[R]eports of the power equipment failures began to turn the spotlight on PG&E, the giant San Francisco-based utility, raising questions about how well it maintained its equipment in the area and to reduce fire risk — as required by state law.
From the Times-Herald News, we get the hopeful sign that the relation between the PUC and PG&E is less cozy that it was: “Regulatory agency launches investigation into California wildfires; probes PG&E activities in fire zones”:
Thursday, Elizaveta Malashenko, director of the PUC’s safety and enforcement division, sent a letter to Pacific Gas and Electric ordering it to “preserve all evidence” regarding the string of devastating fires
PG&E’s market cap promptly tanked, losing $3.5 billion. Meanwhile, state Senator Jerry Hill (D-Redwood City), a PG&E critic, said that if tree-trimming — and let’s not forget that 15.9% cut in operations and maintenance — turned out to be the problem, again, “that should signal the end of PG&E.” More from Hill:

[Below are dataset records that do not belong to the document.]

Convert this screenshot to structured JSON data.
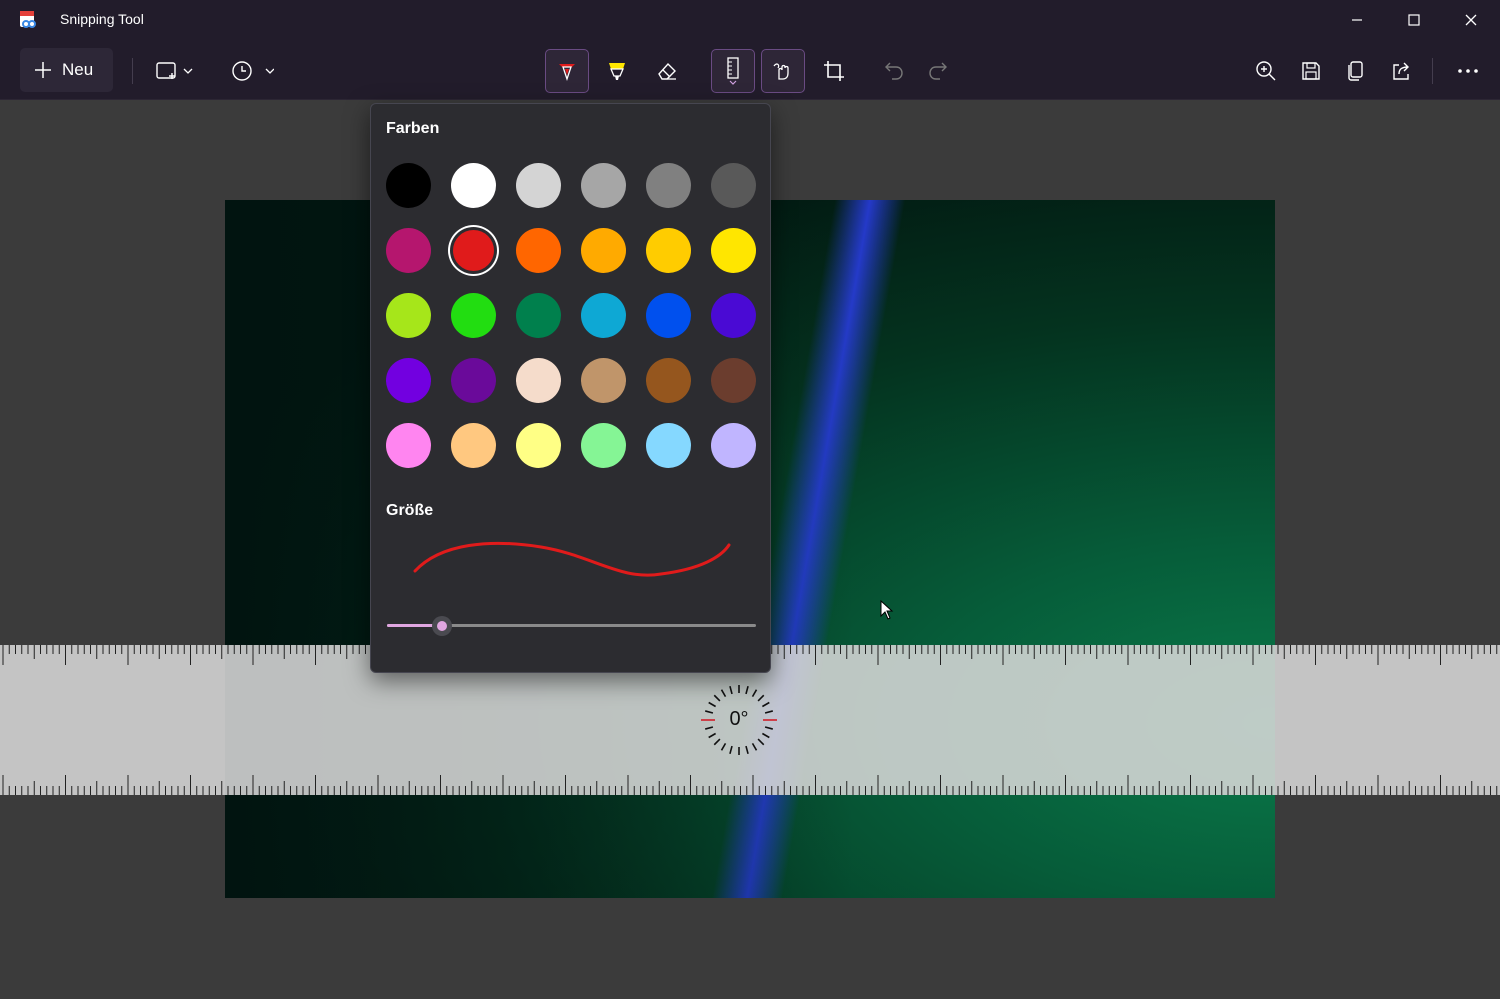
{
  "window": {
    "title": "Snipping Tool"
  },
  "toolbar": {
    "new_label": "Neu",
    "buttons": [
      "snip-mode",
      "delay",
      "ballpoint-pen",
      "highlighter",
      "eraser",
      "ruler",
      "touch-writing",
      "crop",
      "undo",
      "redo",
      "zoom",
      "save",
      "copy",
      "share",
      "more"
    ]
  },
  "popup": {
    "colors_heading": "Farben",
    "size_heading": "Größe",
    "colors": [
      "#000000",
      "#ffffff",
      "#d4d4d4",
      "#a6a6a6",
      "#808080",
      "#595959",
      "#b5166e",
      "#e01b1b",
      "#ff6600",
      "#ffaa00",
      "#ffcc00",
      "#ffe600",
      "#a6e61a",
      "#22dd11",
      "#00804d",
      "#0ea8d4",
      "#0050ee",
      "#4a0ad4",
      "#7200e0",
      "#6a0a9a",
      "#f5dccb",
      "#c0956a",
      "#95561e",
      "#6b3d2e",
      "#ff85f0",
      "#ffc880",
      "#ffff85",
      "#85f595",
      "#85d8ff",
      "#c0b5ff"
    ],
    "selected_color": "#e01b1b",
    "size_value_fraction": 0.15
  },
  "ruler": {
    "angle": "0°"
  },
  "accent": "#b35ab8"
}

“If it turns out that PG&E is responsible for this fire and negligent for not putting in the resources or for diverting the resources then I will be the first one to stand up and say we need to dissolve PG&E as a private company and form a public utility.”
I did mention a resemblance between the disasters of Hurricane Maria in Puerto Rico, and the Wine Country fires in California. It’s tree-trimming, of course:
Holy moley. In words:
This week, for the first time since the storm, electrical crews began appearing not just in the capital, but in neighboring Carolina and Rio Grande. Faced with a tangle of downed poles, lines and transformers on nearly every street, it wasn’t clear how much progress they were making.
So, the wires are all down. And why? Deferred maintenance demanded by austerity. Buzzfeed:
In recent years, as part of sweeping cuts to the government budget, many public services were slashed, including preventative maintenance of the electricity network. That meant — with disastrous results. After a big storm in the United States, the power company may have one break in the lines every few miles from a downed tree. .
In Puerto Rico, lack of tree trimming caused by an austerity regime imposed by the Obama administration acting on behalf of Wall Street caused the complete collapse of Puerto Rico’s grid. In California, a pattern of lack of tree trimming caused by the profit motive led to collapsed power lines and fires in the Sierra Blaze, the Pendola Fire, the Butte Fire, and quite possibly the Wine Country. If the relation between the PUC and PG&E is as cozy as the San Bruno Pipeline Explosion and Clopton’s whistleblower suit suggest, the truth of the matter may be hard to come by. But maybe we’ll get lucky! Then again, perhaps Senator Hill is right, and PG&E needs to become a public utility, rather than the incorrigible rogue utility it seems to be. Readers?
NOTES Here is PG&E spokesperson Matt Nauman in action. From the Times-Herald:
PG&E officials issued a statement Tuesday evening, acknowledging the equipment troubles even as a company spokesman called the questions about maintenance “highly speculative.”
Only if we don’t combine the profit motive with past patterns of behavior. And more:
“The historic wind event [no] that swept across PG&E service area late Sunday and early Monday packed hurricane-strength winds in excess of 75 mph in some cases. These destructive winds, along with millions of trees weakened by years of drought and recent renewed vegetation growth from winter storms, all contributed to some trees, branches and debris impacting our electric lines across the North Bay. In some cases, we have found instances of wires down, broken poles and impacted infrastructure. Where those have occurred, we have reported them to the CPUC and CalFire. Our thoughts are with all those individuals who were impacted by these devastating wildfires.
I’ve read that at least twice, and what I get out of it is that vegetation was too close to the power lines.